(12:55 p.m. EST) -- The U.S. Centers for Disease Control and Prevention (CDC) gave cruise lines some additional guidance on how to recrew their ships for a restart, following the issuance of its new Framework for Conditional Sailing that was released October 30.
Looking at the requirements, they seem to be a repackaging of technical instructions that the agency issued to cruise lines back in June, in an effort to provide operators with additional guidance when repatriating crew was the main issue.
for crew relies heavily on a color-coded chart system, by which the CDC will rank vessels with either a red, yellow or green status depending on their COVID-19 infection and recovery rate.
Only green-status vessels will be given the go-ahead to embark passengers.
Some of the CDC's requirements put onerous requirements on the ship's crew. In all categories but green, crew are prohibited from leaving their cabins when not on duty, and all crew facilities (crew bar, gym, etc.) are closed. The CDC also stipulates that in-person meetings and employee training seminars -- a required step in any crew joining for the first time or re-joining the vessel -- are to be cancelled.
When re-joining a vessel, crew members are required to take specific refresher courses that can include crowd control management, workplace management, hazard training like fire extinguisher operation; watertight door and fire door familiarization.
Crew must also participate in muster drills as a condition of international maritime law.
Under the CDC's repackaged guidance for cruise ship crew, all vessels that have been in U.S. waters have until December 29, 2020 to implement COVID-19 testing capabilities for crew and passengers.
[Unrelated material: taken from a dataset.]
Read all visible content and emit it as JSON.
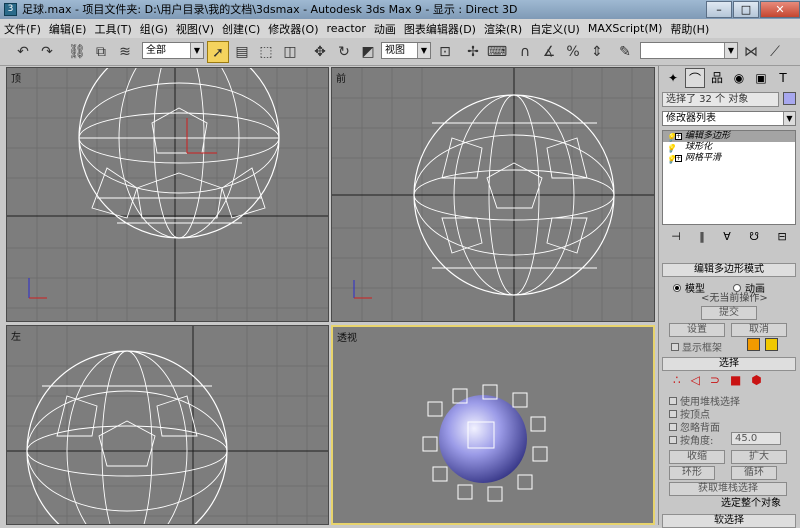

Vessels that have been outside of U.S. jurisdiction for the duration of the No-Sail Order will be required to, in the CDC's words, implement a number of requests in order to trigger a 60-day waiting period that "will begin upon: (1) CDC's confirming to the cruise ship operator in writing that the operator has a complete and accurate NSO No-Sail Order response plan, including having submitted to CDC a signed Acknowledgment of No Sail Order Response Plan Completeness and Accuracy; and (2) submission of the EDC Electronic Data Collection form for the 28 days preceding the cruise ship's expected arrival in U.S. waters."
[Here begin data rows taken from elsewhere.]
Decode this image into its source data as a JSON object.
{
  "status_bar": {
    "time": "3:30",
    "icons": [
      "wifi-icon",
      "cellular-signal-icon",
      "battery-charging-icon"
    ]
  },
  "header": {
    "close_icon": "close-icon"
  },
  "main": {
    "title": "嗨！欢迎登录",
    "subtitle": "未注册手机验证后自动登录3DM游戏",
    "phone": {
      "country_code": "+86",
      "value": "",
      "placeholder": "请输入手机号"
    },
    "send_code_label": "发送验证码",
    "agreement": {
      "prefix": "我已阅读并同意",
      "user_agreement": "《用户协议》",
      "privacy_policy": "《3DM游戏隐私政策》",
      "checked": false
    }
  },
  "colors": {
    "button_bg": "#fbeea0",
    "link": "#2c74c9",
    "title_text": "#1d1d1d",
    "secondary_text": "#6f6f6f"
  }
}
If that sounds complex, that's because it is.
Under the current guidance, cruise operators have until December 29 to collect COVID-19 PCR tests for all crew onboard. Operators then have to arrange for the transportation and testing of those specimens at a laboratory on-shore, which has to be approved and certified by the CDC beforehand.
Those tests then have to be processed. If any are positive, ships go into "Red" status.
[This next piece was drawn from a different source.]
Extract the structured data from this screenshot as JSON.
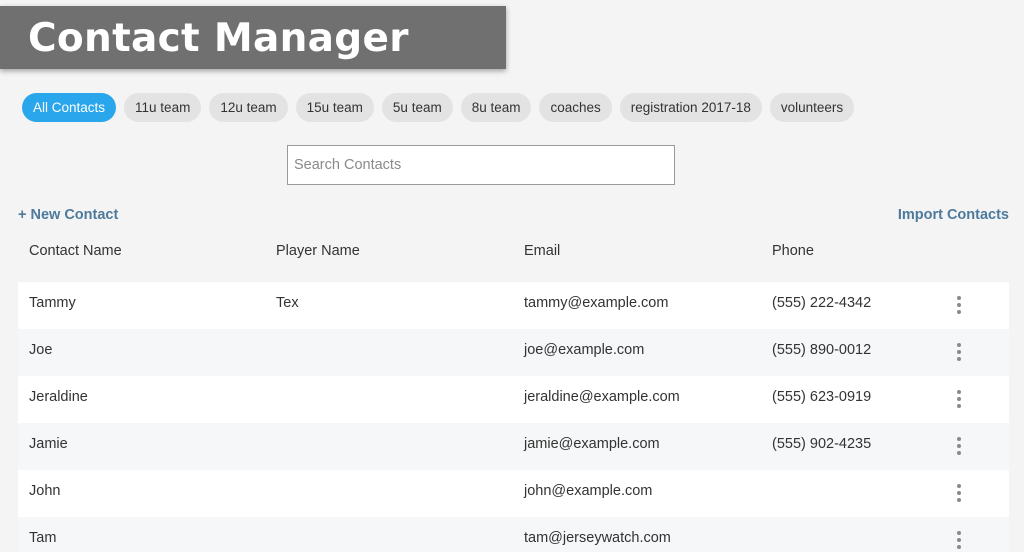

On the positive side, the CDC guidance means that cruise lines operators can now get started on crewing up any vessels they intend to place into service from U.S. homeports.
There's more good news. The CDC's table of ship status for vessels in U.S. jurisdiction shows a total of 33 ships with "Green" status for crew changes as of the CDC's November 3, 2020 update (the list can be
, and is updated on Tuesdays).
Vessels from Bahamas Paradise, Celebrity, Disney Cruise Line, MSC, Norwegian Cruise Line, Oceania, and Royal Caribbean all have green status, save for Royal Caribbean's Grandeur of the Seas, which is red.
"If a cruise line is not listed, it means the cruise line is not operating and does not plan to operate any of its ships in U.S. waters during the period of the No Sail Order," states the CDC.
There are still numerous unanswered questions surrounding the CDC's new Framework for Conditional Sailing, including what will be required of passengers and crew; how the required "simulated voyages" and associated volunteers will be handled; and even questions surrounding what happens to repositioning cruises longer than seven days or what requirements back-to-back cruisers will face.
Cruise Critic will continue to cover the CDC directives and what they mean for cruise passengers, as more information becomes available.